August census to cost Shs336b

The last time Uganda conducted a National Population and Household Census was in 2014. Photo / File 

What you need to know:

  • This will be the sixth census in post-independent Uganda. The last census was conducted in 2014  

Uganda Bureau of Statistics (Ubos) has said it will spend Shs336b on the upcoming National Population and Housing Census due in August. 

The money, Ubos said early this week, will be used before, during and after the census on a number of activities, among which include mapping districts, recruiting, training and payment of  enumerators and supervisors and procurement of tablets for data transfer.

Speaking during a media briefing in Kampala on Wednesday, Dr Chris N Mukiza, the Ubos executive director, said a census is a huge and expensive undertaking that requires money to return accurate and relatable data sets. 

However, he said, the money will be raised in two traches of Shs160b and Shs176b mobilised in two different financial years.  

Ubos is expected to recruit 110,000 enumerators, who will be trained and deployed in different sub-counties across the country. 

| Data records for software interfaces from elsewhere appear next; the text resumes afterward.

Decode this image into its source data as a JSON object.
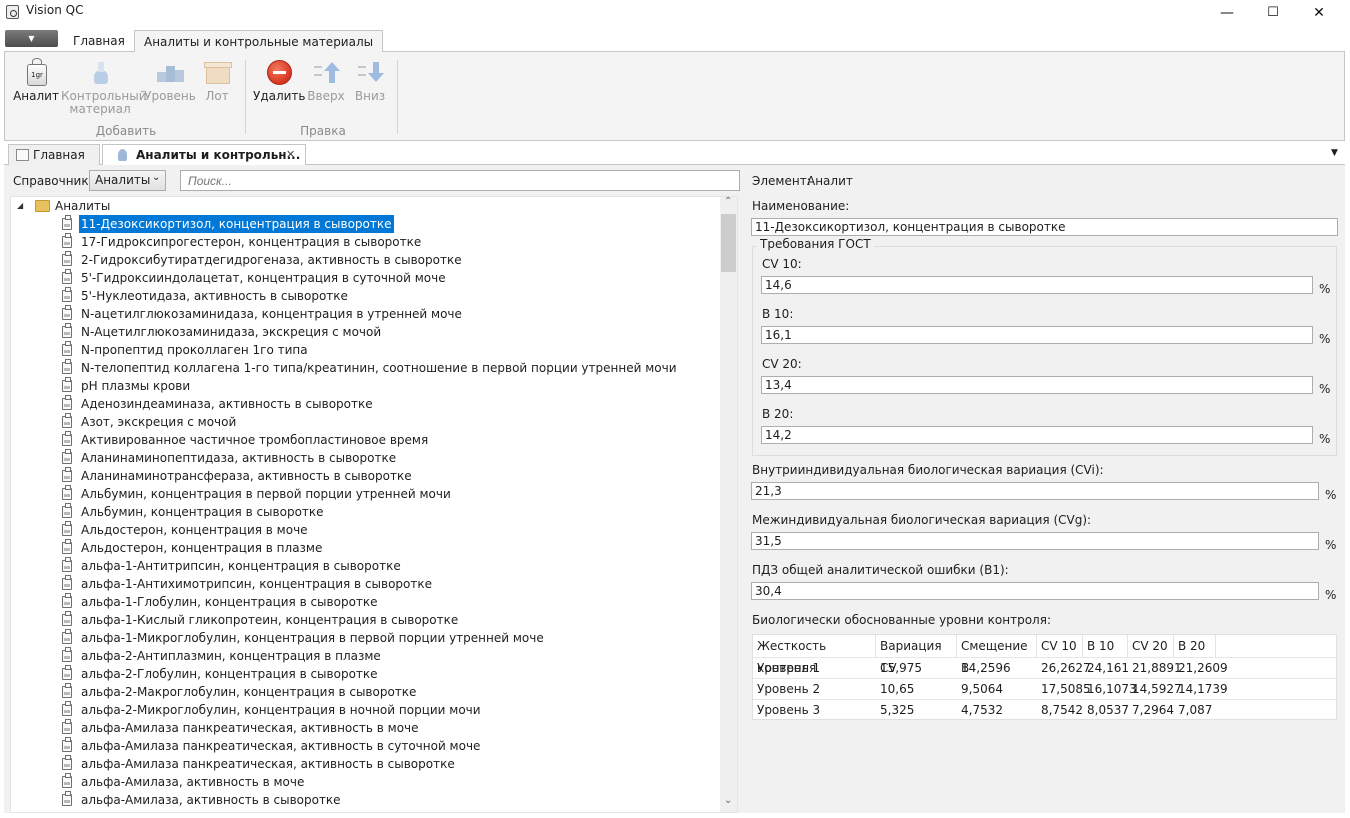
{
  "window": {
    "title": "Vision QC",
    "minimize": "—",
    "maximize": "☐",
    "close": "✕"
  },
  "ribbon": {
    "app_menu": "▼",
    "tabs": [
      "Главная",
      "Аналиты и контрольные материалы"
    ],
    "add_group": {
      "label": "Добавить",
      "buttons": {
        "analyte": "Аналит",
        "control_1": "Контрольный",
        "control_2": "материал",
        "level": "Уровень",
        "lot": "Лот"
      }
    },
    "edit_group": {
      "label": "Правка",
      "buttons": {
        "delete": "Удалить",
        "up": "Вверх",
        "down": "Вниз"
      }
    },
    "icon_text": "1gr"
  },
  "doc_tabs": {
    "home": "Главная",
    "analytes": "Аналиты и контрольн...",
    "close": "✕",
    "overflow": "▼"
  },
  "left": {
    "dict_label": "Справочник:",
    "dict_value": "Аналиты",
    "dict_arrow": "⌄",
    "search_placeholder": "Поиск...",
    "tree_root": "Аналиты",
    "tree_expander": "◢",
    "items": [
      "11-Дезоксикортизол, концентрация в сыворотке",
      "17-Гидроксипрогестерон, концентрация в сыворотке",
      "2-Гидроксибутиратдегидрогеназа, активность в сыворотке",
      "5'-Гидроксииндолацетат, концентрация в суточной моче",
      "5'-Нуклеотидаза, активность в сыворотке",
      "N-ацетилглюкозаминидаза, концентрация в утренней моче",
      "N-Ацетилглюкозаминидаза, экскреция с мочой",
      "N-пропептид проколлаген 1го типа",
      "N-телопептид коллагена 1-го  типа/креатинин, соотношение в первой порции утренней мочи",
      "pH плазмы крови",
      "Аденозиндеаминаза, активность в сыворотке",
      "Азот, экскреция с мочой",
      "Активированное частичное тромбопластиновое время",
      "Аланинаминопептидаза, активность в сыворотке",
      "Аланинаминотрансфераза, активность в сыворотке",
      "Альбумин, концентрация в первой порции утренней мочи",
      "Альбумин, концентрация в сыворотке",
      "Альдостерон, концентрация в моче",
      "Альдостерон, концентрация в плазме",
      "альфа-1-Антитрипсин, концентрация в сыворотке",
      "альфа-1-Антихимотрипсин, концентрация в сыворотке",
      "альфа-1-Глобулин, концентрация в сыворотке",
      "альфа-1-Кислый гликопротеин, концентрация в сыворотке",
      "альфа-1-Микроглобулин, концентрация в первой порции утренней моче",
      "альфа-2-Антиплазмин, концентрация в плазме",
      "альфа-2-Глобулин, концентрация в сыворотке",
      "альфа-2-Макроглобулин, концентрация в сыворотке",
      "альфа-2-Микроглобулин, концентрация в ночной порции мочи",
      "альфа-Амилаза панкреатическая, активность в моче",
      "альфа-Амилаза панкреатическая, активность в суточной моче",
      "альфа-Амилаза панкреатическая, активность в сыворотке",
      "альфа-Амилаза, активность в моче",
      "альфа-Амилаза, активность в сыворотке"
    ],
    "scroll_up": "⌃",
    "scroll_down": "⌄"
  },
  "right": {
    "element_label": "Элемент:",
    "element_value": "Аналит",
    "name_label": "Наименование:",
    "name_value": "11-Дезоксикортизол, концентрация в сыворотке",
    "gost_title": "Требования ГОСТ",
    "pct": "%",
    "cv10_label": "CV 10:",
    "cv10_value": "14,6",
    "b10_label": "B 10:",
    "b10_value": "16,1",
    "cv20_label": "CV 20:",
    "cv20_value": "13,4",
    "b20_label": "B 20:",
    "b20_value": "14,2",
    "cvi_label": "Внутрииндивидуальная биологическая вариация (CVi):",
    "cvi_value": "21,3",
    "cvg_label": "Межиндивидуальная биологическая вариация (CVg):",
    "cvg_value": "31,5",
    "b1_label": "ПДЗ общей аналитической ошибки (B1):",
    "b1_value": "30,4",
    "levels_label": "Биологически обоснованные уровни контроля:",
    "levels": {
      "headers": [
        "Жесткость контроля",
        "Вариация CV",
        "Смещение B",
        "CV 10",
        "B 10",
        "CV 20",
        "B 20"
      ],
      "rows": [
        [
          "Уровень 1",
          "15,975",
          "14,2596",
          "26,2627",
          "24,161",
          "21,8891",
          "21,2609"
        ],
        [
          "Уровень 2",
          "10,65",
          "9,5064",
          "17,5085",
          "16,1073",
          "14,5927",
          "14,1739"
        ],
        [
          "Уровень 3",
          "5,325",
          "4,7532",
          "8,7542",
          "8,0537",
          "7,2964",
          "7,087"
        ]
      ]
    }
  },
  "colors": {
    "selection": "#0078d7",
    "delete_red": "#d9341f",
    "arrow_blue": "#7fa7d8"
  }
}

However, Dr Mukiza said the recruitment will be done by the district chief administrative officers. 

Ubos will also buy 139 tablets at a cost of Shs132.1b, which will be key in transferring data from various census enumerators to aggregation points and data centres. 

A census provides a snapshot of the state of a country’s population, which is a key statistical data through which governments are able to tell the structure of the country’s demographic as well as plan for social and economic programmes that can sufficiently impact the population. 

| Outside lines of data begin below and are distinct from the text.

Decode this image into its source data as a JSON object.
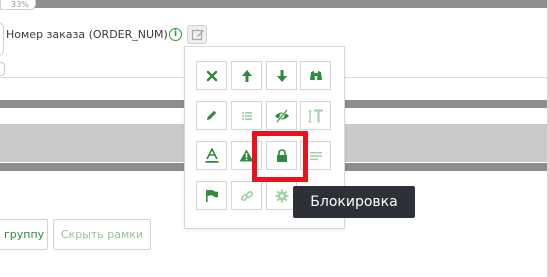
{
  "page": {
    "zoom_label": "33%",
    "field_label": "Номер заказа (ORDER_NUM)"
  },
  "toolbar_popup": {
    "rows": [
      [
        {
          "icon": "close-icon",
          "label": "Удалить",
          "color": "#2e8b3e"
        },
        {
          "icon": "arrow-up-icon",
          "label": "Вверх",
          "color": "#2e8b3e"
        },
        {
          "icon": "arrow-down-icon",
          "label": "Вниз",
          "color": "#2e8b3e"
        },
        {
          "icon": "binoculars-icon",
          "label": "Поиск",
          "color": "#2e8b3e"
        }
      ],
      [
        {
          "icon": "pencil-icon",
          "label": "Редактировать",
          "color": "#2e8b3e"
        },
        {
          "icon": "list-icon",
          "label": "Список",
          "color": "#9fd0a6"
        },
        {
          "icon": "eye-hidden-icon",
          "label": "Скрыть",
          "color": "#2e8b3e"
        },
        {
          "icon": "text-size-icon",
          "label": "Размер текста",
          "color": "#9fd0a6"
        }
      ],
      [
        {
          "icon": "text-underline-icon",
          "label": "Подчеркивание",
          "color": "#2e8b3e"
        },
        {
          "icon": "warning-icon",
          "label": "Предупреждение",
          "color": "#2e8b3e"
        },
        {
          "icon": "lock-icon",
          "label": "Блокировка",
          "color": "#2e8b3e"
        },
        {
          "icon": "lines-icon",
          "label": "Строки",
          "color": "#9fd0a6"
        }
      ],
      [
        {
          "icon": "flag-icon",
          "label": "Флаг",
          "color": "#2e8b3e"
        },
        {
          "icon": "link-icon",
          "label": "Ссылка",
          "color": "#9fd0a6"
        },
        {
          "icon": "gear-icon",
          "label": "Настройки",
          "color": "#9fd0a6"
        }
      ]
    ]
  },
  "tooltip": {
    "text": "Блокировка"
  },
  "buttons": {
    "group_label": "группу",
    "hide_frames_label": "Скрыть рамки"
  },
  "colors": {
    "accent_green": "#2e8b3e",
    "faded_green": "#9fd0a6",
    "highlight_red": "#e8131d",
    "tooltip_bg": "#2d3036"
  }
}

Uganda is currently estimated to have a population of about 45 million people, 75 percent of which are below the age of 15 years. 

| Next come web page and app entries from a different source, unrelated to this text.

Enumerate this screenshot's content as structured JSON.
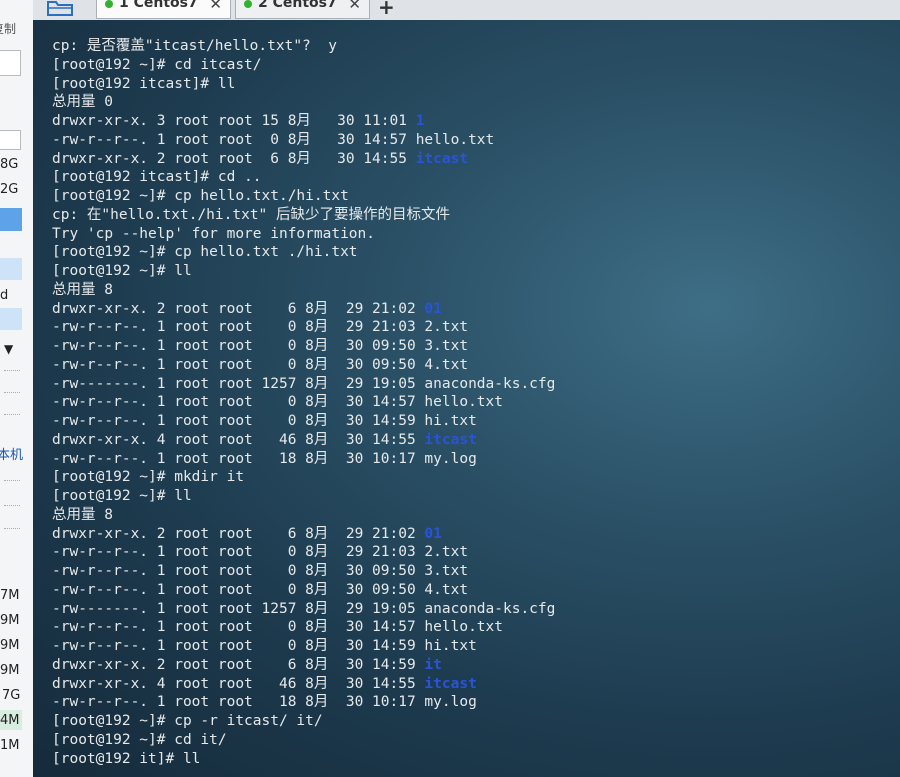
{
  "tabs": [
    {
      "label": "1 Centos7",
      "active": true,
      "status_color": "#2fb32f"
    },
    {
      "label": "2 Centos7",
      "active": false,
      "status_color": "#2fb32f"
    }
  ],
  "left_panel": {
    "top_text": "复制",
    "values": [
      "8G",
      "2G",
      "d",
      "本机",
      "7M",
      "9M",
      "9M",
      "9M",
      "7G",
      "4M",
      "1M"
    ]
  },
  "terminal": {
    "dir_color": "#2a54d6",
    "lines": [
      [
        {
          "t": "cp: 是否覆盖\"itcast/hello.txt\"?  y"
        }
      ],
      [
        {
          "t": "[root@192 ~]# cd itcast/"
        }
      ],
      [
        {
          "t": "[root@192 itcast]# ll"
        }
      ],
      [
        {
          "t": "总用量 0"
        }
      ],
      [
        {
          "t": "drwxr-xr-x. 3 root root 15 8月   30 11:01 "
        },
        {
          "t": "1",
          "dir": true
        }
      ],
      [
        {
          "t": "-rw-r--r--. 1 root root  0 8月   30 14:57 hello.txt"
        }
      ],
      [
        {
          "t": "drwxr-xr-x. 2 root root  6 8月   30 14:55 "
        },
        {
          "t": "itcast",
          "dir": true
        }
      ],
      [
        {
          "t": "[root@192 itcast]# cd .."
        }
      ],
      [
        {
          "t": "[root@192 ~]# cp hello.txt./hi.txt"
        }
      ],
      [
        {
          "t": "cp: 在\"hello.txt./hi.txt\" 后缺少了要操作的目标文件"
        }
      ],
      [
        {
          "t": "Try 'cp --help' for more information."
        }
      ],
      [
        {
          "t": "[root@192 ~]# cp hello.txt ./hi.txt"
        }
      ],
      [
        {
          "t": "[root@192 ~]# ll"
        }
      ],
      [
        {
          "t": "总用量 8"
        }
      ],
      [
        {
          "t": "drwxr-xr-x. 2 root root    6 8月  29 21:02 "
        },
        {
          "t": "01",
          "dir": true
        }
      ],
      [
        {
          "t": "-rw-r--r--. 1 root root    0 8月  29 21:03 2.txt"
        }
      ],
      [
        {
          "t": "-rw-r--r--. 1 root root    0 8月  30 09:50 3.txt"
        }
      ],
      [
        {
          "t": "-rw-r--r--. 1 root root    0 8月  30 09:50 4.txt"
        }
      ],
      [
        {
          "t": "-rw-------. 1 root root 1257 8月  29 19:05 anaconda-ks.cfg"
        }
      ],
      [
        {
          "t": "-rw-r--r--. 1 root root    0 8月  30 14:57 hello.txt"
        }
      ],
      [
        {
          "t": "-rw-r--r--. 1 root root    0 8月  30 14:59 hi.txt"
        }
      ],
      [
        {
          "t": "drwxr-xr-x. 4 root root   46 8月  30 14:55 "
        },
        {
          "t": "itcast",
          "dir": true
        }
      ],
      [
        {
          "t": "-rw-r--r--. 1 root root   18 8月  30 10:17 my.log"
        }
      ],
      [
        {
          "t": "[root@192 ~]# mkdir it"
        }
      ],
      [
        {
          "t": "[root@192 ~]# ll"
        }
      ],
      [
        {
          "t": "总用量 8"
        }
      ],
      [
        {
          "t": "drwxr-xr-x. 2 root root    6 8月  29 21:02 "
        },
        {
          "t": "01",
          "dir": true
        }
      ],
      [
        {
          "t": "-rw-r--r--. 1 root root    0 8月  29 21:03 2.txt"
        }
      ],
      [
        {
          "t": "-rw-r--r--. 1 root root    0 8月  30 09:50 3.txt"
        }
      ],
      [
        {
          "t": "-rw-r--r--. 1 root root    0 8月  30 09:50 4.txt"
        }
      ],
      [
        {
          "t": "-rw-------. 1 root root 1257 8月  29 19:05 anaconda-ks.cfg"
        }
      ],
      [
        {
          "t": "-rw-r--r--. 1 root root    0 8月  30 14:57 hello.txt"
        }
      ],
      [
        {
          "t": "-rw-r--r--. 1 root root    0 8月  30 14:59 hi.txt"
        }
      ],
      [
        {
          "t": "drwxr-xr-x. 2 root root    6 8月  30 14:59 "
        },
        {
          "t": "it",
          "dir": true
        }
      ],
      [
        {
          "t": "drwxr-xr-x. 4 root root   46 8月  30 14:55 "
        },
        {
          "t": "itcast",
          "dir": true
        }
      ],
      [
        {
          "t": "-rw-r--r--. 1 root root   18 8月  30 10:17 my.log"
        }
      ],
      [
        {
          "t": "[root@192 ~]# cp -r itcast/ it/"
        }
      ],
      [
        {
          "t": "[root@192 ~]# cd it/"
        }
      ],
      [
        {
          "t": "[root@192 it]# ll"
        }
      ]
    ]
  }
}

The country also faces a high dependence level due to a largely young population, while the elderly are exposed due to low levels of social security. 

Uganda last conducted a national census in 2014 at an estimated cost of Shs75b. 

This will be the sixth census in post-independent Uganda, through which the country has attempted to create both long and short-term plans. 

Dr Mukiza indicated that the upcoming census will be paperless with enumerators using tablets to enter data, which will be sent directly to data centres. 

Therefore, he said, there was need to expand Ubos’s data processing servers, data spreads and outlays. 

“We [shall be] validating data. If we find that one person has been counted twice [that will be] disqualified because it will automatically indicate to us double counting,” he said, noting that census will take 10 days, after which a preliminary report will be released within two months, with the final report be released in June 2024. 

Dr Mukiza also indicated that Ubos has so far completed mapping of 40 districts, which covers 56 percent of the households, while in 49 districts partial mapping of between 68 percent and 93 percent has been achieved . 

Mapping of the cities, he said, will be done 10 days to the census nights, with the census conducted during day time to determine the number of people in the city during a particular time.